**Work request**
Using the listing below, copy every line that mentions "movie".

**Provided records**
──────────────────────────────
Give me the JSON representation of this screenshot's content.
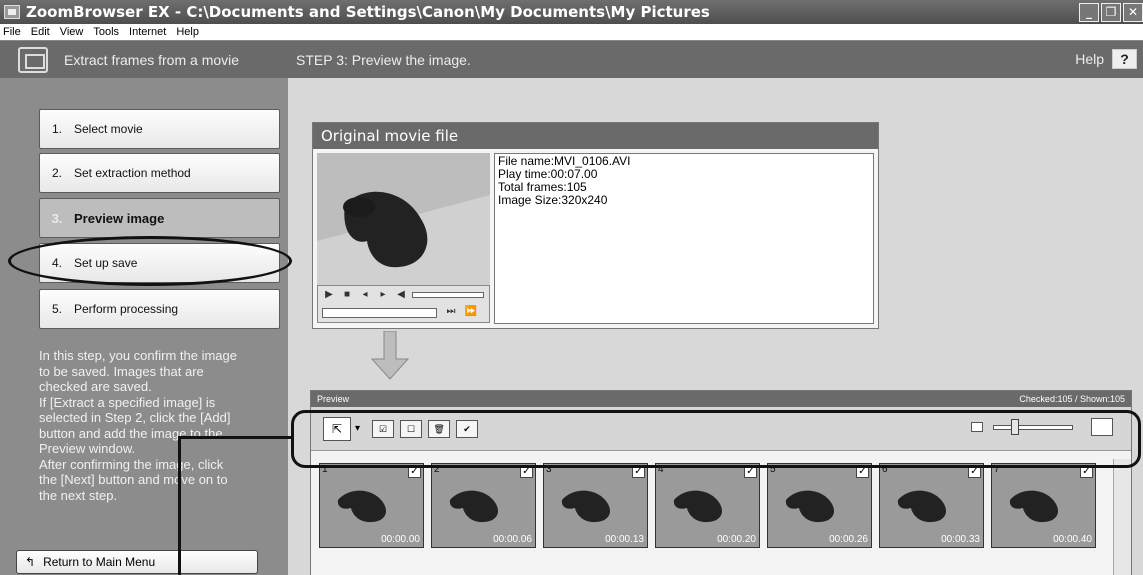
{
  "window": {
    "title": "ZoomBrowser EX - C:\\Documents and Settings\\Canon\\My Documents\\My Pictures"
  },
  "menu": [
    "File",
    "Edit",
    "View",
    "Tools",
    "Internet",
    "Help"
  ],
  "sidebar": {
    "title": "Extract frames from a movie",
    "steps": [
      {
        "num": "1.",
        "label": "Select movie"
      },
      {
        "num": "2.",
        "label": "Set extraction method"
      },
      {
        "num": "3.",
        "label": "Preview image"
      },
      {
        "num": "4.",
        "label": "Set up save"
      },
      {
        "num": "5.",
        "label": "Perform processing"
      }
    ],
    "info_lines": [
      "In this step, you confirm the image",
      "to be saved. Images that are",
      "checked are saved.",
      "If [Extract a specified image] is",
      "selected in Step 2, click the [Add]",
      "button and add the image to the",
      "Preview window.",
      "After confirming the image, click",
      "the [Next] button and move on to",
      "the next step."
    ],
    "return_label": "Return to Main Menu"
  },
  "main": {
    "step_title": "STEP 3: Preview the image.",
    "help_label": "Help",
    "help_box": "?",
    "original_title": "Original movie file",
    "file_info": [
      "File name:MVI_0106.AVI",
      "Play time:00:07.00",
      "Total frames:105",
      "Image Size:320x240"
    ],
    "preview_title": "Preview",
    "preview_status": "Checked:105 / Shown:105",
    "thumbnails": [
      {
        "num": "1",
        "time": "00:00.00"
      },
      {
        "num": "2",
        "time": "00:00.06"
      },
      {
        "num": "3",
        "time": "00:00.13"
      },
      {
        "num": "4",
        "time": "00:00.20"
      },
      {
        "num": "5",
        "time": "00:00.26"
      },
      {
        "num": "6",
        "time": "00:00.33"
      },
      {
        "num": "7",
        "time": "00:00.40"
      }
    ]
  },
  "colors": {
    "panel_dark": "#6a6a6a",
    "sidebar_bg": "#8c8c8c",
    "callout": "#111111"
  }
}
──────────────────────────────
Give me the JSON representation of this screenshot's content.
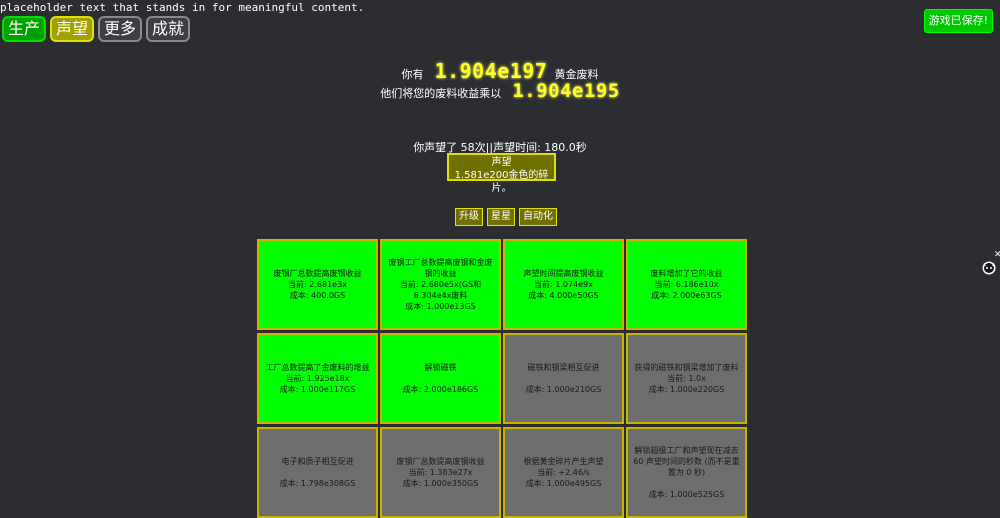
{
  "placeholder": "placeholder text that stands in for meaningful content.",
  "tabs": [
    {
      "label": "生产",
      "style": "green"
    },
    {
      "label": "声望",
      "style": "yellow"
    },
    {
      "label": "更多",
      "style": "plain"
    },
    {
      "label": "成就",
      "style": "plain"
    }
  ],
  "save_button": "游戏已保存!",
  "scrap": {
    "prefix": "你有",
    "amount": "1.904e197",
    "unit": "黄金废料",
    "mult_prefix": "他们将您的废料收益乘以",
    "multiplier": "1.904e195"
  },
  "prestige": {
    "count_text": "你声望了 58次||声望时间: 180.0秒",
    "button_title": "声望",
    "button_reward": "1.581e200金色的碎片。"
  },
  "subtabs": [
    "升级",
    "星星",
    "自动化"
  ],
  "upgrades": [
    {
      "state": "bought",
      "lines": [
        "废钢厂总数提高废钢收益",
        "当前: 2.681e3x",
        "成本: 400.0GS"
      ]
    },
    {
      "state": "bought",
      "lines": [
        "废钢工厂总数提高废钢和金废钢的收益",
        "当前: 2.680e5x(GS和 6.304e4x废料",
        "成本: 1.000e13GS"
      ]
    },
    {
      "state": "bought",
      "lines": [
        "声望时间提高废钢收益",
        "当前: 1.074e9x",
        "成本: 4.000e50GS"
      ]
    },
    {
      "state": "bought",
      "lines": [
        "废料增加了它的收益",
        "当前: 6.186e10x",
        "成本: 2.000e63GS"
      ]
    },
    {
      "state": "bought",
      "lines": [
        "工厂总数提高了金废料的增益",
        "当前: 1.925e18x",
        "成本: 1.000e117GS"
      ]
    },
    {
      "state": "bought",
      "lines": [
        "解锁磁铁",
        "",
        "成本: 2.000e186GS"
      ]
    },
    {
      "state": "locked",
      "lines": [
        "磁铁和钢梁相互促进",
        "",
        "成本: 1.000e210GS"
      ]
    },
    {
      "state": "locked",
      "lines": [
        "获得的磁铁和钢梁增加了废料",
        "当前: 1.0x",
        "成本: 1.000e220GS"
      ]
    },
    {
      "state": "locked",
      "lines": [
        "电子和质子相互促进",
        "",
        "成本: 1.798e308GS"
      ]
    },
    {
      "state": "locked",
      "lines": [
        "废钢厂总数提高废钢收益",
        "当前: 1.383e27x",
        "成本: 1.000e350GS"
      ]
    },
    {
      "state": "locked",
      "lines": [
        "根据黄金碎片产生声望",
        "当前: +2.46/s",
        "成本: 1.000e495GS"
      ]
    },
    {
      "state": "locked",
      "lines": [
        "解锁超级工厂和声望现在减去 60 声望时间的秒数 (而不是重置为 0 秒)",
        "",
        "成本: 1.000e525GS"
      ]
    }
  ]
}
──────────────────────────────
**Reply**
    "title": "Extract frames from a movie",
        "label": "Select movie"
    "original_title": "Original movie file",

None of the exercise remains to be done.